That’s why the psychotherapy profession can hide within its midst so many charlatans and evil doers.
ETA Feb. 12, 2014.
A commenter also noted this:
I read in the November 2013 Vanity Fair article that Dylan Farrow’s case file disappeared from the New York Child Welfare Authority
You can find the article here.
In New York in March 1993, Paul Williams, who had been honored as Caseworker of the Year in 1991, and who was handling Dylan’s case for the city’s Child Welfare Administration, was suspended after being suspected of leaking to the media. According to a New York Observer article at the time, Williams claimed his office had faced pressure from City Hall to drop the case—a charge denied by then Mayor David Dinkins. Williams, who spoke twice to Dylan, is said to have “absolutely” believed her.
Williams was eventually reinstated, in September 1993. Today, according to someone close to the matter, the case file is nowhere to be found, although it would ordinarily have been marked “indicated” to signify that it merited further attention—a potential red flag in allowing someone to adopt children.
This case stinks.
I also read some of the reviews for this book: Mia & Woody: Love and Betrayal by Kristine Groteke and Marjorie Rosen (May 1994)
It was written by one of the baby-sitters who was there. Can’t know if what she says is true, but it seems she provides a lot of information about the family.
From Booklist: “It’s Woody and Mia as seen through the eyes of their children’s baby-sitter. No, it’s not a segment of A Current Affair; in fact, it’s several notches above that. Still, the topic being what it is, readers will want answers to questions like, What is he, nuts? or What is she, nuts? Groteke actually delivers at least some of the goods we’ve all been waiting for. Here’s the background: just before the scandal broke, Groteke, a Connecticut neighbor of Farrow’s, came to spend the summer as a nanny. Over the next several years, she became both friend and confidante to Farrow; thus, while her manuscript was not vetted by the actress, it does tell her side of it. Groteke, however, tries to be fair to Allen. She does not presume to say whether he molested his adopted daughter, Dylan, but she does describe what happened on the day when the alleged abuse took place, and she also comments on Allen’s fawning devotion to Dylan (to the exclusion of his son, Satchel). The details of those horrific months when Farrow’s family was torn apart and relentless reporters dogged their every step make for fascinating reading. Groteke’s account of the custody hearing itself proves especially interesting, as does the appendix, which reprints Judge Wilk’s entire judgment, devastating in its opinion of Allen. There are surprises here, too. For instance, we learn that even after Farrow found the nude pictures of Soon-yi, she still continued to see Allen, have dinner with him, and speak constantly with him on the phone. When Groteke asks how Farrow could have stayed with him even before the Soon-yi affair, considering he verbally attacked her, wanted nothing to do with her children, and refused to marry her, Farrow talks about Allen’s brilliance and how superior she felt him to be. So maybe they were both nuts. Ilene Cooper”

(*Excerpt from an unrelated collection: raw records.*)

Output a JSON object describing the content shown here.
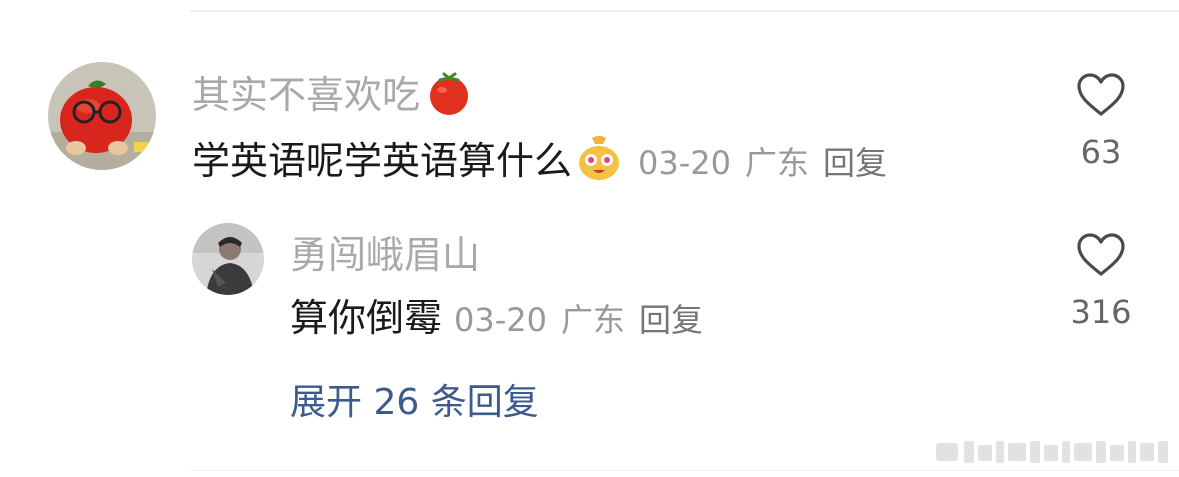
{
  "comments": [
    {
      "username": "其实不喜欢吃",
      "username_icon": "tomato-icon",
      "text": "学英语呢学英语算什么",
      "text_emoji": "money-bag-face-emoji",
      "date": "03-20",
      "location": "广东",
      "reply_label": "回复",
      "likes": "63",
      "avatar": "tomato-plush-avatar"
    },
    {
      "username": "勇闯峨眉山",
      "text": "算你倒霉",
      "date": "03-20",
      "location": "广东",
      "reply_label": "回复",
      "likes": "316",
      "avatar": "person-photo-avatar"
    }
  ],
  "expand_replies": "展开 26 条回复",
  "icons": {
    "like": "heart-outline-icon"
  },
  "colors": {
    "username": "#a9a9a9",
    "text": "#1a1a1a",
    "meta": "#999999",
    "link": "#3d5a8f"
  }
}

Actually calling them “nuts” is a total cop-out, calling them “nuts” doesn’t hold them morally accountable for anything. Who cares if they were nuts? They were trash of people in many ways, with deeply warped ideas about sexuality and relationships, apparently some of which were criminal.
And the other thing is: the “Annie” who wrote the NYT comment speaks as if she has read the files. Not only that, she speaks in the present tense: “Her names everywhere in the NYC files.” Like if she had just read the files, you know, as if she has a copy. Maybe it’s just a matter of how she expressed herself. Or perhaps someone still has the files.